My friends, if you believe in call, you must believe in not-call. The complete absence of call, or clarity that this is NOT what God demands of you. Without the not-call, there can be no valid call. And never has anyone been so not-called as I was that summer. It didn’t destroy my faith (or even, I think, harm it that much?) but it was so the opposite of being invited and encouraged to pursue a career in the church that I never even looked at seminary. I focused on my half-hobby of writing web pages, and it’s been 20 years of technology since then.

It’s been a quiet few decades for call as I’ve gone from maiden to matron. The last 20 years, I’ve been a faithful and loving member of a small congregation, giving of what skills and time I have to serve God there. I’ve been a deacon, an elder on session (our governing board) for like 15 years. I taught Sunday School. I co-ran the youth group. I served on worship committee, christian education, hospitality, membership, stewardship, personnel and nominating committees. I’ve run the web presence, and restacked the web site twice. After our beloved pastor retired, I not only took on the Christmas Pageant, I also led the mission study taskforce as our interim pastor died of a brain tumor, and our pastor search after a long time in the wilderness.

My children were baptized in the church. I’ve vowed to other children as they were baptized. My roots there are broad and deep and filled with love.

Grey’s baptism

If you’d asked me, I would have told you that my funeral would be held there.

And then I was called, by the Holy Spirit, to leave. I was, am, deeply confused. Faithfulness is part of who I am. I love my church and congregation deeply. I have sacrificed much for this group of people. I have washed dishes and windows, and watched the children grow. I have preached sermons of encouragement and vulnerability. I do not understand how or why I am called away from the people I love. Like Jonah, I fought it for a long time, not believing that I could possibly be called to do anything as stupid and drastic as breaking up with a beloved congregation. What for? Why was I not being called TO something?

Truly, I don’t know. I can’t even tell you how I know it was being called, other than it seemed to be something outside my own volition and consistent and unmistakable.

I’m not sure why. I have some theories. These last few years I poured an unsustainable amount of me into the work of the church. I knew it was a burnout rate, but I did it anyway in love. But this year, I reached the end of myself. There was no more to give, and I was incapable of resting in pews while I watched my friends overworked. There is the sense of a breaking point reached, and I reached mine. Again, it was not my faith that was destroyed. But rather, how I express my faith HAD to change or it might in fact be sacrificed on the twin altars of duty and habit.

In Bethlehem

So I made a decision. I sat with it. I talked to a few people. (There are remarkably few resources on how to break up with your church with love.) I prayed. I sat some more. I spent months thinking, praying, and wondering if this could be right. And then, after Easter, I shared my decision with session. Since then, I’ve been gradually mailing my bewildered friends notes explaining myself, as best I could. On Pentecost, I hiked a mountain – a place I’ve often found close to God – instead of wearing red and singing hymns of discipleship and the Holy Spirit and tongues of flame.

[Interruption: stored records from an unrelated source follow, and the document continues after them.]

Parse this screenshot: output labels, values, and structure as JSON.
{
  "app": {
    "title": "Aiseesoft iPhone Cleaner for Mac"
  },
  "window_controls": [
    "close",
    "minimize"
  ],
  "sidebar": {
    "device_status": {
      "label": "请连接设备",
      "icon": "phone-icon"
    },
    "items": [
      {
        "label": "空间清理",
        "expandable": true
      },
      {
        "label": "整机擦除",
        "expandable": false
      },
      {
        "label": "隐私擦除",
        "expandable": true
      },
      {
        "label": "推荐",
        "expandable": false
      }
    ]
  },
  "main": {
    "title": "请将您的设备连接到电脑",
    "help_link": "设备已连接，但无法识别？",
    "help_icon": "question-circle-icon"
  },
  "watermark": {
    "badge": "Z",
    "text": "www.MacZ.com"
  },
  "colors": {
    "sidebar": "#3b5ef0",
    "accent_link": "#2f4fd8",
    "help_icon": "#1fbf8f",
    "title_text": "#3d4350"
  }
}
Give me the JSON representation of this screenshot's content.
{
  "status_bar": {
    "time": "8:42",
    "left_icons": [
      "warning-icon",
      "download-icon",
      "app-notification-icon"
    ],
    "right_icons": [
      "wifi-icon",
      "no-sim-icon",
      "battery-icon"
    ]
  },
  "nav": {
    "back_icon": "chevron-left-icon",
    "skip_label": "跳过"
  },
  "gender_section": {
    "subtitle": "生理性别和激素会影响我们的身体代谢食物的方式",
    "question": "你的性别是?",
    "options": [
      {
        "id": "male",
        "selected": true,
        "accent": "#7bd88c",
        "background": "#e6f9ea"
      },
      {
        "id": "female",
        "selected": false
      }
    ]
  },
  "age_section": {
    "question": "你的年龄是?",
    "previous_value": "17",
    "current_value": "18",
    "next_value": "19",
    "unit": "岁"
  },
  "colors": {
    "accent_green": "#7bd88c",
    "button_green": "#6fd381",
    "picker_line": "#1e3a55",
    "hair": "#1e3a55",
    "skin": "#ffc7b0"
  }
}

I don’t know what comes next. I think that rest is a part of it. Part of God’s promise and commandment to us – both – is that we may and must rest. I will pray, and read the Bible, and sing hymns. I will climb mountains. I will visit other congregations and worship as a stranger. (Zoom is actually great for this…) And I will listen for that still small voice, and for it to call me to something, finally.

Pentecost